• _Your objective_:
Search the records below for the word "大学講師の男性" and show every line where it occurs.

• _Input data_:
↓
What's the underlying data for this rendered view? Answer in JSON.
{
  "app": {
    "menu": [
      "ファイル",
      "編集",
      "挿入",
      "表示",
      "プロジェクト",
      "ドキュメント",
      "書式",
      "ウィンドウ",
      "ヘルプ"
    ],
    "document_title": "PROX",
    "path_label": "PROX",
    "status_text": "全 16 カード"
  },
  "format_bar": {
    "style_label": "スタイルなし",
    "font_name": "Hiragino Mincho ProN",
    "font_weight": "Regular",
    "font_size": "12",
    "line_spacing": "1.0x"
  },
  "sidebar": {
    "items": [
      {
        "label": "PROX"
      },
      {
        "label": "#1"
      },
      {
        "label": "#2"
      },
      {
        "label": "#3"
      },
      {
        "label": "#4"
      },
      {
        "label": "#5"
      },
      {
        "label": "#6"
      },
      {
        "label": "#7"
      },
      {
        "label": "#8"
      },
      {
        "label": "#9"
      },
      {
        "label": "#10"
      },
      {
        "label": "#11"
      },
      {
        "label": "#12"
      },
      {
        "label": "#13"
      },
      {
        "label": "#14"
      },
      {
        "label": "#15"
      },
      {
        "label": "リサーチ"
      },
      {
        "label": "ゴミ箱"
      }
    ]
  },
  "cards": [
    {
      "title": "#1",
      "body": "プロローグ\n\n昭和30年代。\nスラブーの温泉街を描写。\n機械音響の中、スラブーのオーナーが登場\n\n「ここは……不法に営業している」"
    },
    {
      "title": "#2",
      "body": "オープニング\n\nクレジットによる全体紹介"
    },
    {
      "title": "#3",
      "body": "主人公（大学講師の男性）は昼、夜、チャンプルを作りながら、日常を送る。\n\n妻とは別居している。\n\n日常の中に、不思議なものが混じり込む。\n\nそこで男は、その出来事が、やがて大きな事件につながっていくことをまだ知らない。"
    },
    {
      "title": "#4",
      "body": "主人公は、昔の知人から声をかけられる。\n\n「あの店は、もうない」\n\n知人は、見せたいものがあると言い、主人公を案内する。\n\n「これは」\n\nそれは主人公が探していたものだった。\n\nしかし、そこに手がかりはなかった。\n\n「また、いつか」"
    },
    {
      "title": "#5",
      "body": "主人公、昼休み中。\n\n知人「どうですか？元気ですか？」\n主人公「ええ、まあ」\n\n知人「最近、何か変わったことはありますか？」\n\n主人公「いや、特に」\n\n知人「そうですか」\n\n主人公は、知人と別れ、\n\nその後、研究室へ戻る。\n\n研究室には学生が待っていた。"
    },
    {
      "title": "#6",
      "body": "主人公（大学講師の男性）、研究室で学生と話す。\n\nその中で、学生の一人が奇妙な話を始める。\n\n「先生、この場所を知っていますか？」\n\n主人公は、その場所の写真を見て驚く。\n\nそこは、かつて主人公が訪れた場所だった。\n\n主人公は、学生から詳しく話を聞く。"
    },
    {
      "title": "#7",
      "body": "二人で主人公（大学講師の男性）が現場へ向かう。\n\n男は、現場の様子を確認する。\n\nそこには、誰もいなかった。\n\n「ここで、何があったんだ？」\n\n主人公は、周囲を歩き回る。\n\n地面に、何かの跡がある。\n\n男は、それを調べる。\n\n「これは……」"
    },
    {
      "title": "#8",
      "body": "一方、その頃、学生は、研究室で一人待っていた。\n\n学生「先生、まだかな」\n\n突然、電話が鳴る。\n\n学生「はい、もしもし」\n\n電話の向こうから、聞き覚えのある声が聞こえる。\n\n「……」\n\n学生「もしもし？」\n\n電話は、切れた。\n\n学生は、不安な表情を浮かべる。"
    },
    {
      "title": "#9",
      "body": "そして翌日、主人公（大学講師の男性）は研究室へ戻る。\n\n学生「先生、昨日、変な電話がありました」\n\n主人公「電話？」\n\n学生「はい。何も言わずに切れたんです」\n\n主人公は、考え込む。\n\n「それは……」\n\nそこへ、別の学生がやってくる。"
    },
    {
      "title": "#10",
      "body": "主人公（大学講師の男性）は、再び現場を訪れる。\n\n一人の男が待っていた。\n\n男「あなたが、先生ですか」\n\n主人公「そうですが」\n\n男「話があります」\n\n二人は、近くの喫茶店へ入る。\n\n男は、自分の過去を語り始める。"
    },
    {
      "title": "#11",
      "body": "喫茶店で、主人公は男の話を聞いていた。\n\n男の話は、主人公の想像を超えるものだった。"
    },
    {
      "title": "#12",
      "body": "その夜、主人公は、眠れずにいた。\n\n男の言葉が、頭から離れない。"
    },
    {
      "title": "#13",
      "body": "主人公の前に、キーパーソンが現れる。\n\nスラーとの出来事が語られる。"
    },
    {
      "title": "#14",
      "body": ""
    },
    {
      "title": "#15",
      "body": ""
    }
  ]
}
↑
• _Exercise output_:
      "body": "主人公（大学講師の男性）は昼、夜、チャンプルを作りながら、日常を送る。\n\n妻とは別居している。\n\n日常の中に、不思議なものが混じり込む。\n\nそこで男は、その出来事が、やがて大きな事件につながっていくことをまだ知らない。"
      "body": "主人公（大学講師の男性）、研究室で学生と話す。\n\nその中で、学生の一人が奇妙な話を始める。\n\n「先生、この場所を知っていますか？」\n\n主人公は、その場所の写真を見て驚く。\n\nそこは、かつて主人公が訪れた場所だった。\n\n主人公は、学生から詳しく話を聞く。"
      "body": "二人で主人公（大学講師の男性）が現場へ向かう。\n\n男は、現場の様子を確認する。\n\nそこには、誰もいなかった。\n\n「ここで、何があったんだ？」\n\n主人公は、周囲を歩き回る。\n\n地面に、何かの跡がある。\n\n男は、それを調べる。\n\n「これは……」"
      "body": "そして翌日、主人公（大学講師の男性）は研究室へ戻る。\n\n学生「先生、昨日、変な電話がありました」\n\n主人公「電話？」\n\n学生「はい。何も言わずに切れたんです」\n\n主人公は、考え込む。\n\n「それは……」\n\nそこへ、別の学生がやってくる。"
      "body": "主人公（大学講師の男性）は、再び現場を訪れる。\n\n一人の男が待っていた。\n\n男「あなたが、先生ですか」\n\n主人公「そうですが」\n\n男「話があります」\n\n二人は、近くの喫茶店へ入る。\n\n男は、自分の過去を語り始める。"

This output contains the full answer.